Why not? What’s so shameful about admitting we’d like to sell our own work, or even inviting people to make voluntary contributions in order to read it on the Internet? This in turn brings up another important topic – how much are we willing to give away by pouring our creative energies into sharing online? Does there come a time when we can reasonably ask for payment for everything we’re putting out there? What’s in it for us?

For me, what’s in it is the joy and excitement of communicating with people all over the world, the instant gratification of knowing my words are being read and appreciated.  But I wouldn’t mind a little cold hard cash now and again.

I’m reading a fascinating book by David Bollier titled Viral Spiral: How the Commoners Built a Digital Republic of Their Own. I saw the author on C-Span’s BookTV a couple of months ago and was intrigued enough to order it online. It’s not easy reading, and I’m not yet ready to write an entire post about it, but here are a few provocative quotes:

Never in history has the individual had such cheap, unfettered access to global audiences, big and small . . . .

The people . . . are reclaiming culture from the tyranny of mass-media economics . . . overthrowing the ‘read only’ culture that characterized the ‘weirdly totalitarian’ communications of the twentieth century. In its place they are installing the ‘read-write’ culture that invites everyone to be a creator, as well as a consumer and sharer, of culture . . . Two profoundly incommensurate media systems are locked in a struggle for survival or supremacy . . . (pp. 8-11)

Powerful stuff. But although Bollier stresses power to the people and the heady virtues of sharing information in the global commons of the Internet, he’s not clear about exactly how we commoners are supposed to profit in this new marketplace. Maybe he’ll have some answers later in the book – I’ll keep you posted.

Words have the power to wound, even – or maybe especially – online. In the course of the angry Facebook exchange, I interjected a memory from the years I was working as an art therapist at Hudson River Psychiatric Center in Poughkeepsie. At a social on a locked ward one Friday afternoon, an alleged “recreation therapist” said to one of the patients, a gifted artist, “I hate to say it, but you look like shit.” The next day the patient escaped from the ward, headed over to the railroad tracks that ran along the river, and committed suicide by train.
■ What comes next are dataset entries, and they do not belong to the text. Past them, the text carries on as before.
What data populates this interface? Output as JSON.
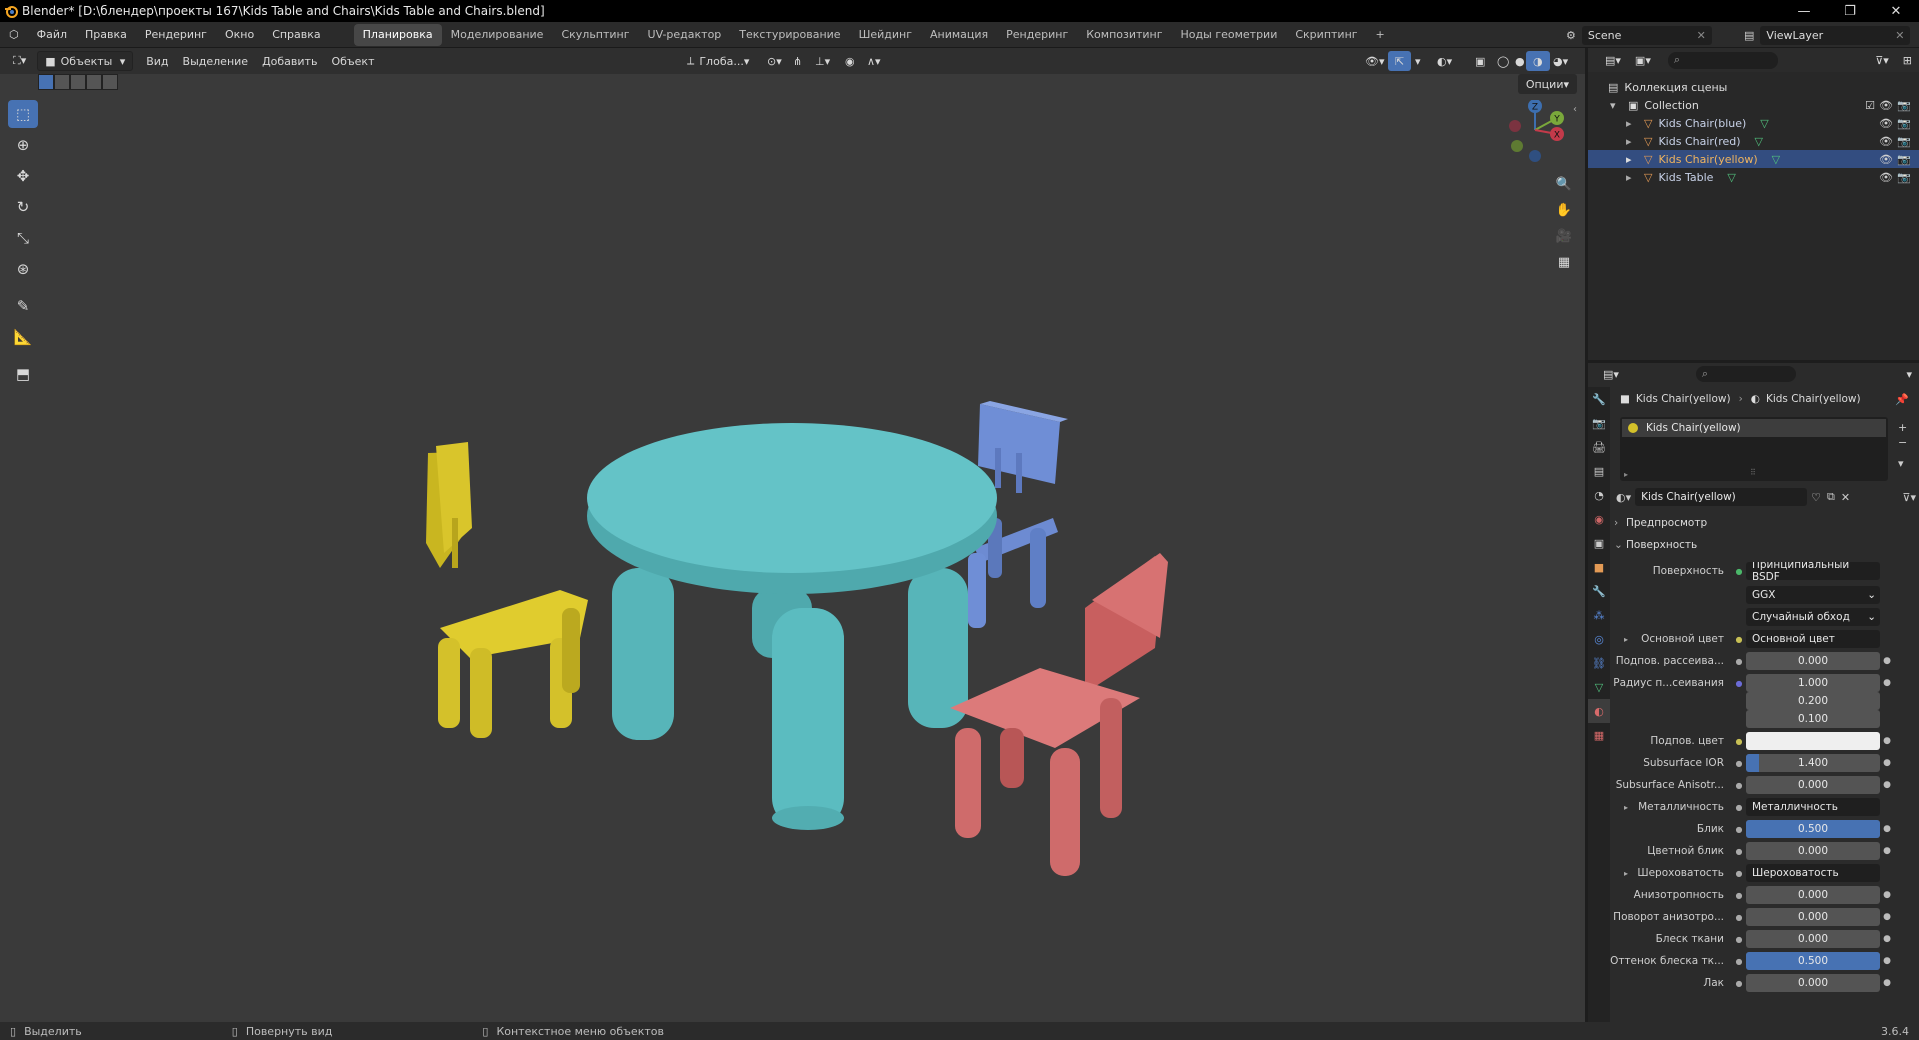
{
  "window": {
    "title": "Blender* [D:\\блендер\\проекты 167\\Kids Table and Chairs\\Kids Table and Chairs.blend]",
    "minimize": "—",
    "maximize": "❐",
    "close": "✕"
  },
  "menu": [
    "Файл",
    "Правка",
    "Рендеринг",
    "Окно",
    "Справка"
  ],
  "workspaces": [
    "Планировка",
    "Моделирование",
    "Скульптинг",
    "UV-редактор",
    "Текстурирование",
    "Шейдинг",
    "Анимация",
    "Рендеринг",
    "Композитинг",
    "Ноды геометрии",
    "Скриптинг",
    "+"
  ],
  "scene": {
    "name": "Scene",
    "view_layer": "ViewLayer"
  },
  "viewport": {
    "mode": "Объекты",
    "menus": [
      "Вид",
      "Выделение",
      "Добавить",
      "Объект"
    ],
    "transform_orientation": "Глоба...",
    "options": "Опции"
  },
  "outliner": {
    "root": "Коллекция сцены",
    "collection": "Collection",
    "items": [
      "Kids Chair(blue)",
      "Kids Chair(red)",
      "Kids Chair(yellow)",
      "Kids Table"
    ],
    "selected_index": 2
  },
  "properties": {
    "breadcrumb_object": "Kids Chair(yellow)",
    "breadcrumb_material": "Kids Chair(yellow)",
    "slot": "Kids Chair(yellow)",
    "material_name": "Kids Chair(yellow)",
    "panel_preview": "Предпросмотр",
    "panel_surface": "Поверхность",
    "surface_label": "Поверхность",
    "surface_value": "Принципиальный BSDF",
    "distribution": "GGX",
    "subsurface_method": "Случайный обход",
    "rows": [
      {
        "label": "Основной цвет",
        "value": "Основной цвет",
        "type": "link"
      },
      {
        "label": "Подпов. рассеива...",
        "value": "0.000",
        "type": "num"
      },
      {
        "label": "Радиус п...сеивания",
        "value": "1.000",
        "type": "num"
      },
      {
        "label": "",
        "value": "0.200",
        "type": "num"
      },
      {
        "label": "",
        "value": "0.100",
        "type": "num"
      },
      {
        "label": "Подпов. цвет",
        "value": "",
        "type": "color"
      },
      {
        "label": "Subsurface IOR",
        "value": "1.400",
        "type": "num",
        "fill": 0.1
      },
      {
        "label": "Subsurface Anisotr...",
        "value": "0.000",
        "type": "num"
      },
      {
        "label": "Металличность",
        "value": "Металличность",
        "type": "link"
      },
      {
        "label": "Блик",
        "value": "0.500",
        "type": "num",
        "fill": 1.0
      },
      {
        "label": "Цветной блик",
        "value": "0.000",
        "type": "num"
      },
      {
        "label": "Шероховатость",
        "value": "Шероховатость",
        "type": "link"
      },
      {
        "label": "Анизотропность",
        "value": "0.000",
        "type": "num"
      },
      {
        "label": "Поворот анизотро...",
        "value": "0.000",
        "type": "num"
      },
      {
        "label": "Блеск ткани",
        "value": "0.000",
        "type": "num"
      },
      {
        "label": "Оттенок блеска тк...",
        "value": "0.500",
        "type": "num",
        "fill": 1.0
      },
      {
        "label": "Лак",
        "value": "0.000",
        "type": "num"
      }
    ]
  },
  "status": {
    "select": "Выделить",
    "rotate": "Повернуть вид",
    "context": "Контекстное меню объектов",
    "version": "3.6.4"
  },
  "colors": {
    "accent": "#4772b3",
    "table": "#5bbcc0",
    "yellow": "#d4c12a",
    "blue": "#6f8ed6",
    "red": "#cf6b6b"
  }
}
The Viral Spiral of the Internet can be a force of positive energy, a way to build community, or it can infect people with hostility and anger. The choice is ours every time we log onto the World Wide Web.

Please share your thoughts on this important topic – I’d love to hear from you.

*I’ve changed Ned’s name, but the online exchange took place among members of the Capital District’s vibrant writing community. We don’t all need to agree – getting total agreement from artists is like herding cats – but I hope we can agree to disagree in a more civilized manner. Then again, who am I to talk? I’ve been known to use the F-word too.